Miya Folick wears her heart on her nails.
Right after a big break-up, the Los Angeles-based musician decided to paint them blood red, and she wore that color for a year after. Her 2015 EP, Strange Darling, features one hand of nails she polished herself—as a rightie, she could only paint her left—and the cover for her May 2019 single, “Malibu Barbie,” showcases a set of pink acrylics. Folick’s entrancing songs interrogate love, anxiety, and trauma (the track “Deadbody” is something of a #MeToo anthem: “The alternative title for this song was ‘Dear, Harvey,’” she wrote on Instagram), while her pared-back yet open-minded approach to beauty is evident in every visual accompaniment, be it a music video or Instagram post.
“When I made Strange Darling, I was finding myself in an active way, really trying a lot of things, and a lot of those things were beauty related,” Folick says. “I was wearing makeup for the first time, doing beauty for the first time, trying out what it felt like to wear more revealing clothing.” Growing up, she wore her hair down to her hips, and prided herself on taking a natural approach to beauty. This year, her choppy pixie cut has fluttered between shades of magenta, Starburst pink, and faded platinum. “I think makeup and beauty and nails is all so interesting, because as women...I feel like we’re not allowed to do anything without it meaning we care too much about other people’s opinions,” she says. Still, Folick is experimenting in the face of such societal tension.
She’s on the phone while she walks the 40 minutes to Modo Yoga (she and her girlfriend, Kristine Flaherty, the musician known as K. Flay, agree that walking in L.A. is totally possible—those who don’t consider it might just be lazy). It’s a brief stationary moment ahead of a packed fall schedule: Folick is currently on tour with Bishop Briggs, and headlining her own shows around the country. Last week, she released a haunting cover of Death Cab for Cutie’s tearjerker, “I Will Follow You Into the Dark.” Amidst all the movement, Folick stays centered with daily workouts and a beauty routine composed of only the essentials. Here, she breaks down the key steps for simple, on-the-go wellness.

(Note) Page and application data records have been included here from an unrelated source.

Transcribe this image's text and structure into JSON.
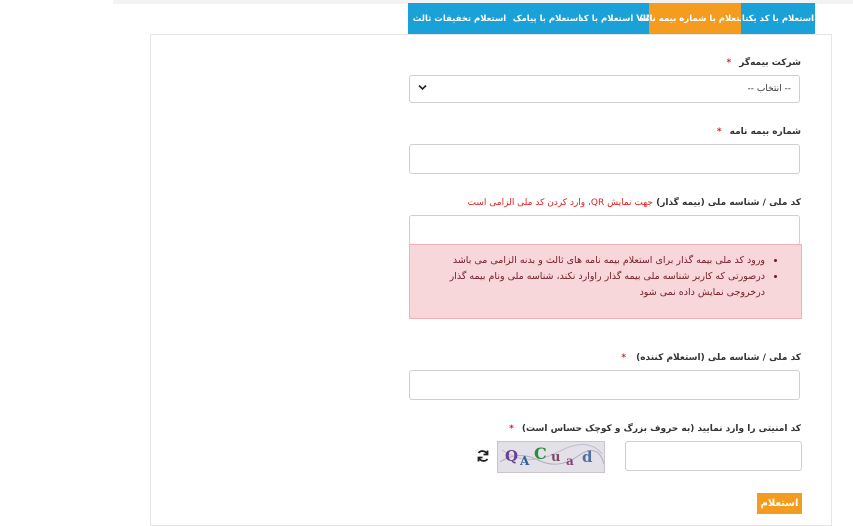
{
  "tabs": [
    {
      "label": "استعلام با کد یکتا"
    },
    {
      "label": "استعلام با شماره بیمه نامه"
    },
    {
      "label": "استعلام با کد VIN"
    },
    {
      "label": "استعلام با پیامک"
    },
    {
      "label": "استعلام تخفیفات ثالث"
    }
  ],
  "form": {
    "insurer_label": "شرکت بیمه‌گر",
    "insurer_select_value": "-- انتخاب --",
    "policy_label": "شماره بیمه نامه",
    "national_id_label": "کد ملی / شناسه ملی (بیمه گذار)",
    "national_id_note": "جهت نمایش QR، وارد کردن کد ملی الزامی است",
    "alert_items": [
      "ورود کد ملی بیمه گذار برای استعلام بیمه نامه های ثالث و بدنه الزامی می باشد",
      "درصورتی که کاربر شناسه ملی بیمه گذار راوارد نکند، شناسه ملی ونام بیمه گذار درخروجی نمایش داده نمی شود"
    ],
    "inquirer_label": "کد ملی / شناسه ملی (استعلام کننده)",
    "captcha_label": "کد امنیتی را وارد نمایید (به حروف بزرگ و کوچک حساس است)",
    "captcha_text": "QACuad",
    "required_mark": "*",
    "submit_label": "استعلام"
  }
}
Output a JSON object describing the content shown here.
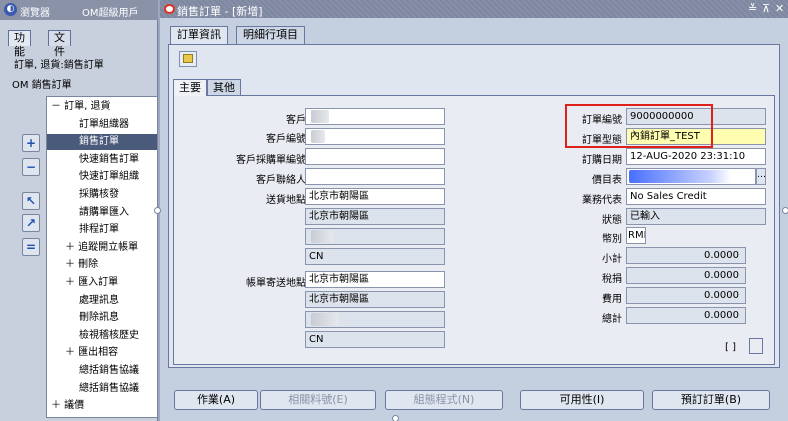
{
  "navigator": {
    "title": "瀏覽器",
    "user_suffix": "OM超級用戶",
    "tabs": [
      "功能",
      "文件"
    ],
    "path_line": "訂單, 退貨:銷售訂單",
    "resp_line": "OM 銷售訂單",
    "tree": [
      {
        "label": "－ 訂單, 退貨",
        "indent": 0,
        "selected": false
      },
      {
        "label": "訂單組織器",
        "indent": 2,
        "selected": false
      },
      {
        "label": "銷售訂單",
        "indent": 2,
        "selected": true
      },
      {
        "label": "快速銷售訂單",
        "indent": 2,
        "selected": false
      },
      {
        "label": "快速訂單組織",
        "indent": 2,
        "selected": false
      },
      {
        "label": "採購核發",
        "indent": 2,
        "selected": false
      },
      {
        "label": "請購單匯入",
        "indent": 2,
        "selected": false
      },
      {
        "label": "排程訂單",
        "indent": 2,
        "selected": false
      },
      {
        "label": "＋ 追蹤開立帳單",
        "indent": 1,
        "selected": false
      },
      {
        "label": "＋ 刪除",
        "indent": 1,
        "selected": false
      },
      {
        "label": "＋ 匯入訂單",
        "indent": 1,
        "selected": false
      },
      {
        "label": "處理訊息",
        "indent": 2,
        "selected": false
      },
      {
        "label": "刪除訊息",
        "indent": 2,
        "selected": false
      },
      {
        "label": "檢視稽核歷史",
        "indent": 2,
        "selected": false
      },
      {
        "label": "＋ 匯出相容",
        "indent": 1,
        "selected": false
      },
      {
        "label": "總括銷售協議",
        "indent": 2,
        "selected": false
      },
      {
        "label": "總括銷售協議",
        "indent": 2,
        "selected": false
      },
      {
        "label": "＋ 議價",
        "indent": 0,
        "selected": false
      }
    ],
    "side_buttons": [
      "plus-icon",
      "minus-icon",
      "add-to-top-icon",
      "add-all-icon",
      "remove-icon"
    ]
  },
  "order_window": {
    "title": "銷售訂單 - [新增]",
    "window_controls": [
      "≚",
      "⊼",
      "✕"
    ],
    "main_tabs": [
      "訂單資訊",
      "明細行項目"
    ],
    "sub_tabs": [
      "主要",
      "其他"
    ],
    "left_fields": {
      "customer_label": "客戶",
      "customer_no_label": "客戶編號",
      "customer_po_label": "客戶採購單編號",
      "customer_contact_label": "客戶聯絡人",
      "ship_to_label": "送貨地點",
      "ship_to_line1": "北京市朝陽區",
      "ship_to_line2": "北京市朝陽區",
      "ship_to_country": "CN",
      "bill_to_label": "帳單寄送地點",
      "bill_to_line1": "北京市朝陽區",
      "bill_to_line2": "北京市朝陽區",
      "bill_to_country": "CN"
    },
    "right_fields": {
      "order_no_label": "訂單編號",
      "order_no": "9000000000",
      "order_type_label": "訂單型態",
      "order_type": "內銷訂單_TEST",
      "order_date_label": "訂購日期",
      "order_date": "12-AUG-2020 23:31:10",
      "price_list_label": "價目表",
      "salesperson_label": "業務代表",
      "salesperson": "No Sales Credit",
      "status_label": "狀態",
      "status": "已輸入",
      "currency_label": "幣別",
      "currency": "RMB",
      "subtotal_label": "小計",
      "subtotal": "0.0000",
      "tax_label": "稅捐",
      "tax": "0.0000",
      "charges_label": "費用",
      "charges": "0.0000",
      "total_label": "總計",
      "total": "0.0000"
    },
    "bracket_text": "[ ]",
    "buttons": [
      {
        "label": "作業(A)",
        "enabled": true
      },
      {
        "label": "相關料號(E)",
        "enabled": false
      },
      {
        "label": "組態程式(N)",
        "enabled": false
      },
      {
        "label": "可用性(I)",
        "enabled": true
      },
      {
        "label": "預訂訂單(B)",
        "enabled": true
      }
    ]
  },
  "colors": {
    "highlight": "#e0201a",
    "order_type_bg": "#fffdb0",
    "selected_tree": "#4a5a7a"
  }
}
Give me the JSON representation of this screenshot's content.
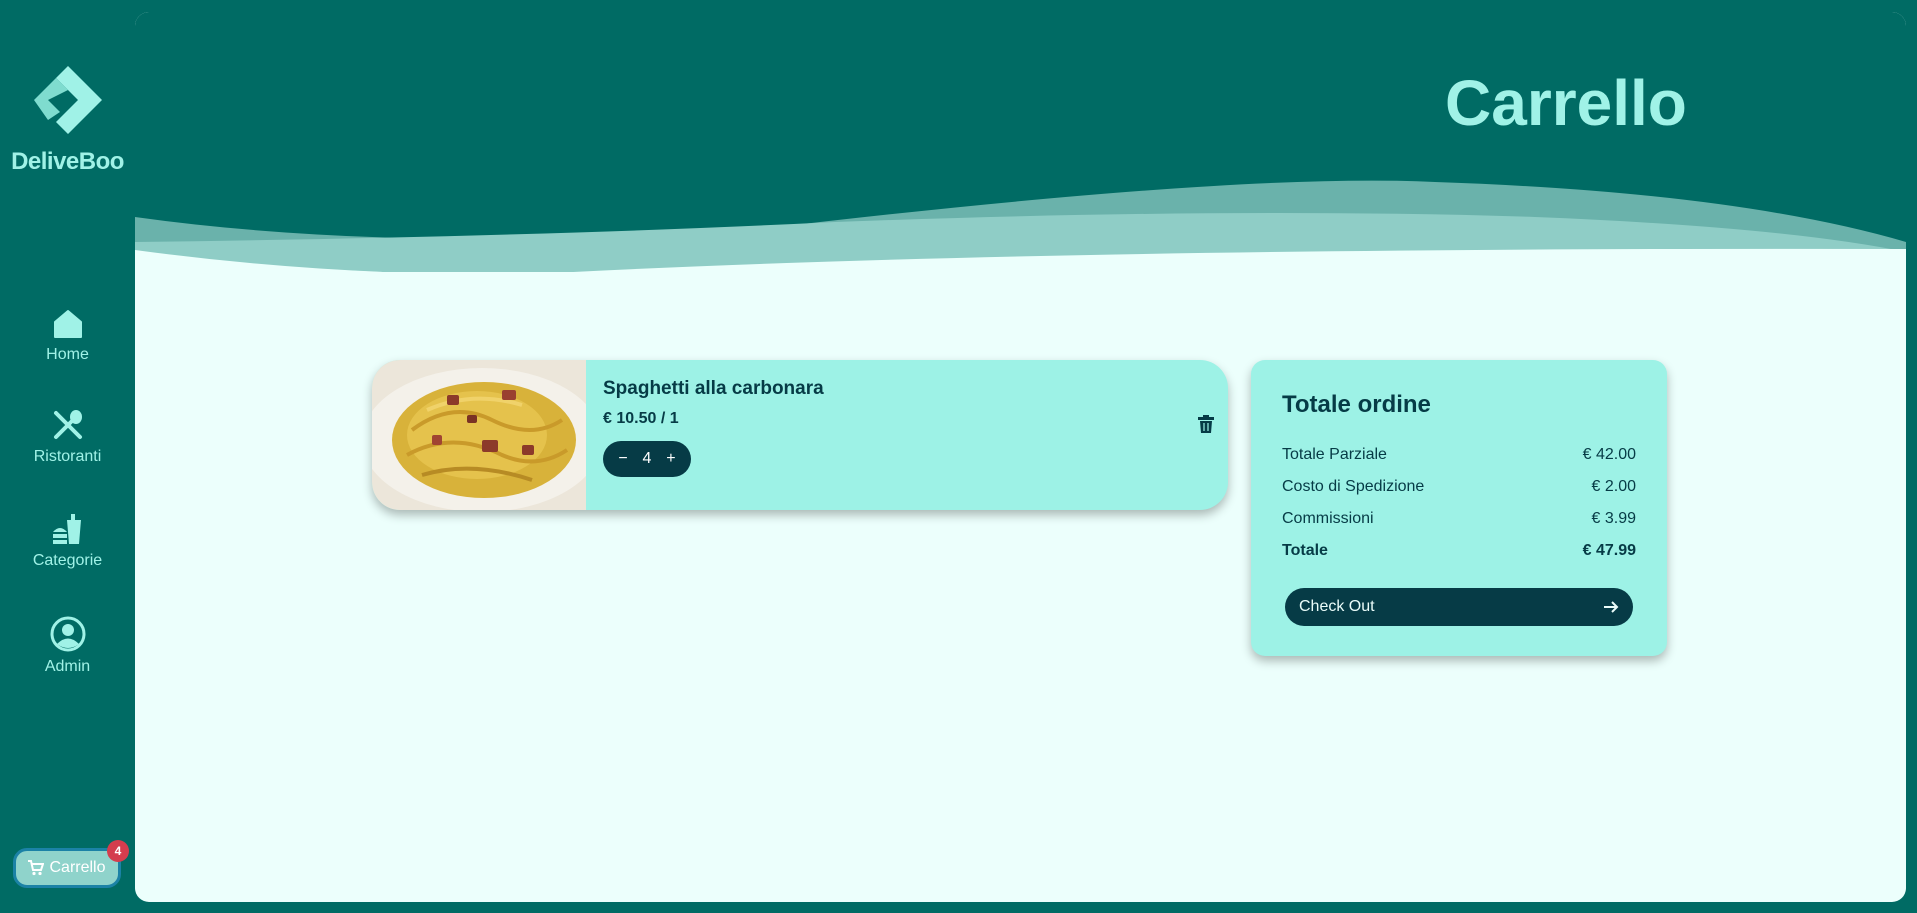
{
  "brand": {
    "name": "DeliveBoo",
    "logo_icon": "diamond-chevron-logo"
  },
  "nav": [
    {
      "label": "Home",
      "icon": "home-icon"
    },
    {
      "label": "Ristoranti",
      "icon": "fork-spoon-icon"
    },
    {
      "label": "Categorie",
      "icon": "food-category-icon"
    },
    {
      "label": "Admin",
      "icon": "user-circle-icon"
    }
  ],
  "cart_button": {
    "label": "Carrello",
    "badge": "4",
    "icon": "shopping-cart-icon"
  },
  "page": {
    "title": "Carrello"
  },
  "cart_item": {
    "name": "Spaghetti alla carbonara",
    "price": "€ 10.50 / 1",
    "quantity": "4",
    "minus": "−",
    "plus": "+",
    "image": "carbonara-photo"
  },
  "summary": {
    "title": "Totale ordine",
    "rows": [
      {
        "label": "Totale Parziale",
        "value": "€ 42.00"
      },
      {
        "label": "Costo di Spedizione",
        "value": "€ 2.00"
      },
      {
        "label": "Commissioni",
        "value": "€ 3.99"
      },
      {
        "label": "Totale",
        "value": "€ 47.99"
      }
    ],
    "checkout_label": "Check Out",
    "checkout_icon": "arrow-right-icon"
  },
  "colors": {
    "sidebar_bg": "#006b64",
    "accent_light": "#a0f2e7",
    "card_bg": "#9df2e6",
    "dark": "#063b46",
    "page_bg": "#ecfffc",
    "badge": "#d43d4e"
  }
}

Pack light, with small luxuries: “I think it’s important to have a beauty ritual that is extremely simple but that incorporates certain luxuries. So for me, when I go on tour, I bring the Japanese kind of exfoliation towel, but I cut it in half so it dries really easily. And then I bring Cetaphil moisturizer and face wash.” Folick also swears by Supergoop’s Unseen Sunscreen, and rosewater spray. “Misting my face with rosewater spray makes me feel like I went to the spa.”
You can always find a bag of lettuce: “I make sure that they always have carrots and broccoli and hummus for me to eat [backstage]...If I’m in a particularly desperate moment on the road, I’ll just find a grocery store and buy a bag of lettuce and eat it out of the bag. Like, in certain areas of America that are food deserts, I’m just at Walmart buying a bag of lettuce, dipping it in hummus.”
A workout studio serves as a safe space: “I have ClassPass, which I can use pretty much everywhere. And there are certain exercise classes that I’m familiar with and that are chains. They make me feel at home and safe in these random cities all over the world. Like right now I’m walking to Modo in L.A., but there’s a Modo in Montreal, there’s a Modo in New York. I go to them and it feels safe. When I can go to yoga on tour that’s the best day.”
Trust yourself on a tattoo: “I have a few that are text, and I just get them when I feel like it. I have a pretty good balance between trying to pick things that I like and care about, but also not overthinking things too much. Sometimes I just feel like getting a tattoo, and I just get one...Right now, what I want to get is something really beautifully floral. Because I don’t really have a lot of color, and I don’t really have a lot of things that are just pretty. Most of my tattoos are just text, or kind of more meaningful tattoos I guess, but I want something that’s purely beautiful, like flowers.
It’s pretty much been all different people. It’s kind of just been when I get one I get it from a different person. But the floral one, my ideal person to get it from is this woman Jess Chen, in Toronto. [Her work is] just so delicate, and the colors are so beautiful.”
Originally Appeared on Vogue